Trauma is at the core of who are are as people. If we transform it, we can become unstoppable in what we’re trying to accomplish. If we don’t transform our trauma, then our lives become its by-produce.*
Trauma is our common experience.
Turn towards it and there is the possibility of transformation,
Turn away and it will likely ever haunt us.
Turn towards and we begin to free our imaginations:
We use imagination not to escape from reality but to join it, and this exhilarates us because of the distance between and an apprehension of the real.**
We collect our treasures held in common with others.
Our commonplaces, though, promise uniqueness:
Each one is unique to its creator’s particular interest but they almost always include passages found in other texts, sometimes accompanied by their compiler’s responses.^
From such common things, placed together
In new ways, emerges a uniqueness:
I don’t think of it as art – I just make things I like bigger, assuming that if I like them some other people might too. Some do, some don’t, and that’s alright too.^^
When we find each other, as I think we must,
then we create a communitas of possibility for others.
We all need help:
“Scenius”: a whole scene of people who are supporting each other, looking at each other’s work, copying from each other, speaking ideas, and contributing ideas.*^
We need what only you can bring.
You are a once in a lifetime possibility:
There is a vitality, a life-force, an energy, a quickening that is translated through you into action and because there is only one of you in all of time, this expression is unique. And if you block it, it will never exist through any other medium and be lost.^*
*From Ben Hardy’s Personality Isn’t Permanent;
**From Iris Murdoch’s The Sovereignty of Good;
^From Wikipedia: A Commonplace Book;

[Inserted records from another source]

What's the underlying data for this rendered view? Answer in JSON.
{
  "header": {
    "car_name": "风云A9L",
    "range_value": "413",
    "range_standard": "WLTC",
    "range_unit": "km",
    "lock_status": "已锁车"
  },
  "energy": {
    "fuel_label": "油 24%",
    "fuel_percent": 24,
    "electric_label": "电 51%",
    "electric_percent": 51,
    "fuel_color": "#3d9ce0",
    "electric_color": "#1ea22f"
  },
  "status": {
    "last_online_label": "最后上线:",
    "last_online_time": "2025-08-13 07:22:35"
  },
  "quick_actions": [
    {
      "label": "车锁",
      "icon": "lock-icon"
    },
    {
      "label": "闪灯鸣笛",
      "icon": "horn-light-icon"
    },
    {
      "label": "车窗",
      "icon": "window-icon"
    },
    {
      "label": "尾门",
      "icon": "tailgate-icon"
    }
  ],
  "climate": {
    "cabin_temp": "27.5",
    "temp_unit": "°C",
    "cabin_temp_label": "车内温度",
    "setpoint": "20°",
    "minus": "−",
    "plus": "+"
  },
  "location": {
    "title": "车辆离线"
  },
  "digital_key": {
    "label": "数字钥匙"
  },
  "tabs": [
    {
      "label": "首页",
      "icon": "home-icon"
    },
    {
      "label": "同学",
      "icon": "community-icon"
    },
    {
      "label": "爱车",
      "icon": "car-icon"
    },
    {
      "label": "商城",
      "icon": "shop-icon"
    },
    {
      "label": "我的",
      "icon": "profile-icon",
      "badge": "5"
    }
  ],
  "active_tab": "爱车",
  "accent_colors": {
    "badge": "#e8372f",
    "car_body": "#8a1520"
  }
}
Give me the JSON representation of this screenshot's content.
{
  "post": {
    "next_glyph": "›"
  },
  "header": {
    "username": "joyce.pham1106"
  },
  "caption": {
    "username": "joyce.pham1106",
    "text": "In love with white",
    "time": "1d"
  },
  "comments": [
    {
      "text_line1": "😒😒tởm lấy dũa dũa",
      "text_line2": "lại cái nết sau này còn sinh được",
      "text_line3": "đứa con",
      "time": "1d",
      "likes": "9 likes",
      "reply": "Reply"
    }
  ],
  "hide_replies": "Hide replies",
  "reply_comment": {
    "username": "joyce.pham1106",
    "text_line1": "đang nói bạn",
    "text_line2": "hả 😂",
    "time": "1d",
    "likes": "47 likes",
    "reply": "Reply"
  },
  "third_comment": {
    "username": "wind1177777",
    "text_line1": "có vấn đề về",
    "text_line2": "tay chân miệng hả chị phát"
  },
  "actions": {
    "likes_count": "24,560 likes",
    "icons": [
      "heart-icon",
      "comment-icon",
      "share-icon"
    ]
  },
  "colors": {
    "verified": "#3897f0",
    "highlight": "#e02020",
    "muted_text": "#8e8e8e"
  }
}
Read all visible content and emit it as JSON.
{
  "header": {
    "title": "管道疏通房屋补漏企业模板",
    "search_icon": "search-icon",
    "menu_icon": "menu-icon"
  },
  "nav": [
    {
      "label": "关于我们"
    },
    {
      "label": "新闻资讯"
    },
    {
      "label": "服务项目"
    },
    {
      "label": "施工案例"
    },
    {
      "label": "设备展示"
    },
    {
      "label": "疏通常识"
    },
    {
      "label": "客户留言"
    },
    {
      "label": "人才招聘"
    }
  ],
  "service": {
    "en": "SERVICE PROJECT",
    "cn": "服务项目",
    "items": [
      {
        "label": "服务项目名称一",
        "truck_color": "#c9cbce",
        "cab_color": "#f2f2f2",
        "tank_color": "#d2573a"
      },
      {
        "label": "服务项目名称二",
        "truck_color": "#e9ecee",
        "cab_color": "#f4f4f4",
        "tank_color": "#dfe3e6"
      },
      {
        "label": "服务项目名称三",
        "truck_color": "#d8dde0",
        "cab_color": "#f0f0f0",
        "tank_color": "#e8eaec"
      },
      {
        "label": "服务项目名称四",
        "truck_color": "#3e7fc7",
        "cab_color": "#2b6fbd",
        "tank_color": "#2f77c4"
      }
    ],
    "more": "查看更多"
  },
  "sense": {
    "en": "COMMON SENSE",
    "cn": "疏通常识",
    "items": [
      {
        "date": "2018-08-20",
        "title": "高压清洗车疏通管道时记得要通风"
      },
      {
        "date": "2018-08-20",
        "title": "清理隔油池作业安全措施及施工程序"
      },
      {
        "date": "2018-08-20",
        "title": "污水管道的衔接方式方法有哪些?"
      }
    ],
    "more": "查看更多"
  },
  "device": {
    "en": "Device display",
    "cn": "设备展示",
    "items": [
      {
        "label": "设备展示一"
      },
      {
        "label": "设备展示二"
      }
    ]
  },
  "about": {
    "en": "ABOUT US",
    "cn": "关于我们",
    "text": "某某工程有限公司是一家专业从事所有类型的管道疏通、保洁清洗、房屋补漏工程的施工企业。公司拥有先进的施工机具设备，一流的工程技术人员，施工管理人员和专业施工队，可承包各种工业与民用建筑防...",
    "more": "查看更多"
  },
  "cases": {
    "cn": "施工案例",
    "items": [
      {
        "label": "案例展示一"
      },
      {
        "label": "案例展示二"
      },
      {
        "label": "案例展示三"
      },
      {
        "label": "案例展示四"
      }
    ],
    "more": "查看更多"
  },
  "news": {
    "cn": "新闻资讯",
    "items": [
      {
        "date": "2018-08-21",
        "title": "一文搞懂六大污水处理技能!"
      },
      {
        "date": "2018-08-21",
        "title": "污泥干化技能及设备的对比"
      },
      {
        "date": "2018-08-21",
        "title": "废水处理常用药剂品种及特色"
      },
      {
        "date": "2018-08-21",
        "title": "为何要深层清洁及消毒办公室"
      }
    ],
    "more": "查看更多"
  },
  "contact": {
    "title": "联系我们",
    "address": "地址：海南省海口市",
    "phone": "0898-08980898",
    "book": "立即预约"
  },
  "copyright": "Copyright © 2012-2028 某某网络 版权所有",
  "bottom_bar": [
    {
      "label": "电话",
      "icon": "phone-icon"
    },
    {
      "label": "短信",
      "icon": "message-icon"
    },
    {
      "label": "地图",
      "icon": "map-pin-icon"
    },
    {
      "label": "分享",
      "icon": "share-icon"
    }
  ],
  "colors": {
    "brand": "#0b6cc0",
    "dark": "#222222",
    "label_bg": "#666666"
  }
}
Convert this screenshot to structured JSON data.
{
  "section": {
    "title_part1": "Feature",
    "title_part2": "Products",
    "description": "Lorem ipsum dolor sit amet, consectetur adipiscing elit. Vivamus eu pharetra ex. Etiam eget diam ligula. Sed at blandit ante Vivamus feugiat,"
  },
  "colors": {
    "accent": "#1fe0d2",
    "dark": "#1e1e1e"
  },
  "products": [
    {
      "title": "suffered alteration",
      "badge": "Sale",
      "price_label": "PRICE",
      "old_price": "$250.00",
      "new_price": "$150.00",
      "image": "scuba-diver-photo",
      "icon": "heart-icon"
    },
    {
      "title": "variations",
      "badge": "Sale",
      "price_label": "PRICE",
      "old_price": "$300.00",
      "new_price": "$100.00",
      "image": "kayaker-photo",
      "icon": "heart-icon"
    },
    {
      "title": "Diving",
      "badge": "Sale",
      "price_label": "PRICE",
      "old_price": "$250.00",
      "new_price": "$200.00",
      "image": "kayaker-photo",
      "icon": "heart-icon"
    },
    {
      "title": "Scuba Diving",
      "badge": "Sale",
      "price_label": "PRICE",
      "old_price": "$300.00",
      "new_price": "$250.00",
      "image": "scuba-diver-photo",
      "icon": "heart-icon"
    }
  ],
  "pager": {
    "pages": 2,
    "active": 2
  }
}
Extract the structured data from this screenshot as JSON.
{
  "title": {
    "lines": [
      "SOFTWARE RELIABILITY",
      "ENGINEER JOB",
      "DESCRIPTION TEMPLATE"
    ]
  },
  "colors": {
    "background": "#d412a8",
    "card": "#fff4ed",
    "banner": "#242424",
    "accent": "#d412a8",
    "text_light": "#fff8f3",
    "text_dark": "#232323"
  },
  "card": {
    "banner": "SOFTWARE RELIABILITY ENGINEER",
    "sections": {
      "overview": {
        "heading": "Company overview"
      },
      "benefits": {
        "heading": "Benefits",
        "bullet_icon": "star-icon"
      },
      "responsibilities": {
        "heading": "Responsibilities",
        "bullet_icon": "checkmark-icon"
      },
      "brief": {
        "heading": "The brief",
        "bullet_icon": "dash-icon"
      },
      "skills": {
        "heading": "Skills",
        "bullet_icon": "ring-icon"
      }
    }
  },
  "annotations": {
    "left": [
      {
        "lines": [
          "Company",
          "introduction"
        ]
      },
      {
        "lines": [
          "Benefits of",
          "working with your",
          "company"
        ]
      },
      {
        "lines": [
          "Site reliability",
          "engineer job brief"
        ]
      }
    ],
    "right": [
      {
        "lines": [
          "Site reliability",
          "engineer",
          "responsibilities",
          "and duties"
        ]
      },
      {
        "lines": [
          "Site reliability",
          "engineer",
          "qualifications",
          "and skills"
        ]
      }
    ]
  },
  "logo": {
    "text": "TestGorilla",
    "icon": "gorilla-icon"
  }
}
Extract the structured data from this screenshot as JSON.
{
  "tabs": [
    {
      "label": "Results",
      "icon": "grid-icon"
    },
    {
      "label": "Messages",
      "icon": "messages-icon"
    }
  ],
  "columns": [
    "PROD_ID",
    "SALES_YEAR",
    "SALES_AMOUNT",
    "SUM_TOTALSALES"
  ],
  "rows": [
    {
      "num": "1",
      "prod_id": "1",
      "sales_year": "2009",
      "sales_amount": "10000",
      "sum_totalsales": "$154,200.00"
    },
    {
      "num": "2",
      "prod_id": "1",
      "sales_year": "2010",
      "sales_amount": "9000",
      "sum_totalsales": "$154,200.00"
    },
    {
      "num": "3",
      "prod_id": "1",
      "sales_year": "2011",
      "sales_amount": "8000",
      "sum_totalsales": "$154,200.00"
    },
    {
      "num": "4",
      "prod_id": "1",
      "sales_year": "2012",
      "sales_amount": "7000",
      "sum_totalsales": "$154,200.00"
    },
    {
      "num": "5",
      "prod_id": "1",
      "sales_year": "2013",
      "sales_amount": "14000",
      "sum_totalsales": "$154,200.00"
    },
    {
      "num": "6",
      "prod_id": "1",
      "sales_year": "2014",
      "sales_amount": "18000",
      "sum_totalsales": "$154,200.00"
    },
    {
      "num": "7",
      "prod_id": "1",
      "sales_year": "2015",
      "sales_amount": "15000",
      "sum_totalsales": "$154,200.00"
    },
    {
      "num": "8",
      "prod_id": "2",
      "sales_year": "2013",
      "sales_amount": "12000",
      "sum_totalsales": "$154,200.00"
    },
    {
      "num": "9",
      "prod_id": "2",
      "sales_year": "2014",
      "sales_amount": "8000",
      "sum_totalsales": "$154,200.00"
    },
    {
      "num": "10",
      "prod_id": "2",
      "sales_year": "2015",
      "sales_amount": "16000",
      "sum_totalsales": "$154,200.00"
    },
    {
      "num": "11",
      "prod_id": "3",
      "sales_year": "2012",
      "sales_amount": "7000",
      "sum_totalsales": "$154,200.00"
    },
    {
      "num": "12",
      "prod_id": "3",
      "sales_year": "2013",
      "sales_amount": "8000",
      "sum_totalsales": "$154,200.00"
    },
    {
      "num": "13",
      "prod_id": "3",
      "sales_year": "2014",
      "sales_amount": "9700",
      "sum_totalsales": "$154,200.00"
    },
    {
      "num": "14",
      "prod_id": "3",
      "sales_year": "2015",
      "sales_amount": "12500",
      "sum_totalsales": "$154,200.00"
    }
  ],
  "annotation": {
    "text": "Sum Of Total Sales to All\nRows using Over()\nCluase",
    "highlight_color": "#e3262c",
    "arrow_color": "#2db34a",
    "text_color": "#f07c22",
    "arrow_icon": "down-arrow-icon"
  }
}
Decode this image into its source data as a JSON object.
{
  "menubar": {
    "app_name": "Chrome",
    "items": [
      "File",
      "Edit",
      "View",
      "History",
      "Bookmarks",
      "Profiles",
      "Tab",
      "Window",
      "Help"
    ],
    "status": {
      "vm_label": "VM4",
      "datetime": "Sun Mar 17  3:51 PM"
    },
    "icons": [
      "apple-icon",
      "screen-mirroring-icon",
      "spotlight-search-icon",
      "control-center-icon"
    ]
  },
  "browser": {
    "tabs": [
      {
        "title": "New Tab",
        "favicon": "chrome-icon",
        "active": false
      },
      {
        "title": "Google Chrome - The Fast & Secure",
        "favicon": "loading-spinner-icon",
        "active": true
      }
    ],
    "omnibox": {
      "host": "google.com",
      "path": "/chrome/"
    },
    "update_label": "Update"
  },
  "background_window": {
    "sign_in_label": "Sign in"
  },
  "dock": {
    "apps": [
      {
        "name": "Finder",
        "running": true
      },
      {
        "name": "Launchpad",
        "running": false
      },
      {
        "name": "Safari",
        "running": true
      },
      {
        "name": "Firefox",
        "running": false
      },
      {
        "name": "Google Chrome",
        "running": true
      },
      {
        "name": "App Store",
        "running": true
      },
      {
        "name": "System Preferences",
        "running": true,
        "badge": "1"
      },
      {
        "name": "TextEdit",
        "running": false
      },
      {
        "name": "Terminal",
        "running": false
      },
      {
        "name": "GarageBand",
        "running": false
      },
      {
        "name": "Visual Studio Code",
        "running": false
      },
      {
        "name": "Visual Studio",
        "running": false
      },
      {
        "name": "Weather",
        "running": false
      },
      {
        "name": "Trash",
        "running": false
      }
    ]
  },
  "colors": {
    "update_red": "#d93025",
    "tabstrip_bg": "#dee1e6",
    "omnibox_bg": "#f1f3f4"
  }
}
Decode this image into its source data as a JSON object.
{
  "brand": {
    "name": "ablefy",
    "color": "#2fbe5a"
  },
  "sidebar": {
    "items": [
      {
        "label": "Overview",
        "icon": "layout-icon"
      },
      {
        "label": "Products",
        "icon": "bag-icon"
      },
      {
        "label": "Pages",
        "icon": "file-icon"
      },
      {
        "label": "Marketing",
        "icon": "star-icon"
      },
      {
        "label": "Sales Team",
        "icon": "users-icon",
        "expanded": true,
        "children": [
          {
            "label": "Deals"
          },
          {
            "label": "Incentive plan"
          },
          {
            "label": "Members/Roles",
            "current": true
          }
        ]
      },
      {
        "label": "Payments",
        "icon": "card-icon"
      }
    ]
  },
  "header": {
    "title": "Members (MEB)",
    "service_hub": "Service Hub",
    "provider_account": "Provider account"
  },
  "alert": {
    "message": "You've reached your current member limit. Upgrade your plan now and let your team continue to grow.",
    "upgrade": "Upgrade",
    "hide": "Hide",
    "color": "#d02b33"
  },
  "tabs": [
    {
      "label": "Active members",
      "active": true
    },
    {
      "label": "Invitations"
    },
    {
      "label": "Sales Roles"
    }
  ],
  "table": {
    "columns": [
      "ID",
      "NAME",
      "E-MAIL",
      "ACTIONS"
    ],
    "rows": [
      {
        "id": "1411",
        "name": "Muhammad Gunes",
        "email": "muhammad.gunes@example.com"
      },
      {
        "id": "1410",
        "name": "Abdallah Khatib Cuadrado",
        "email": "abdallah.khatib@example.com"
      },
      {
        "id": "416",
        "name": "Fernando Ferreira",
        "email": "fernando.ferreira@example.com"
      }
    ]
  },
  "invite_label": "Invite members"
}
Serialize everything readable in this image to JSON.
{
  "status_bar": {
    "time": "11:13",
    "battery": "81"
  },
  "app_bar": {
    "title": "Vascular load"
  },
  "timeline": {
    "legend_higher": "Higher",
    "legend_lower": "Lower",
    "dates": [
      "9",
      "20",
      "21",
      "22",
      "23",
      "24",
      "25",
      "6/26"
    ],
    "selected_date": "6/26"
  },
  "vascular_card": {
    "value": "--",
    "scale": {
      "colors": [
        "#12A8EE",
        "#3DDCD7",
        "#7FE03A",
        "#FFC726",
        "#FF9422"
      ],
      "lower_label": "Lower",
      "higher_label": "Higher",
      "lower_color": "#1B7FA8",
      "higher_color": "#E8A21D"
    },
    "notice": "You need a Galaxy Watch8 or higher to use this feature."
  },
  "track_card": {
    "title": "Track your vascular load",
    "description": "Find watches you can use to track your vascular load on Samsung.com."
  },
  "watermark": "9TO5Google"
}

Corita Kent, from Austin Kleon’s blog: Corita Day;
*^Brian Eno; From Austin Kleon’s Show Your Work;
^*Martha Graham, from Ken Robinson’s Out of Our Minds.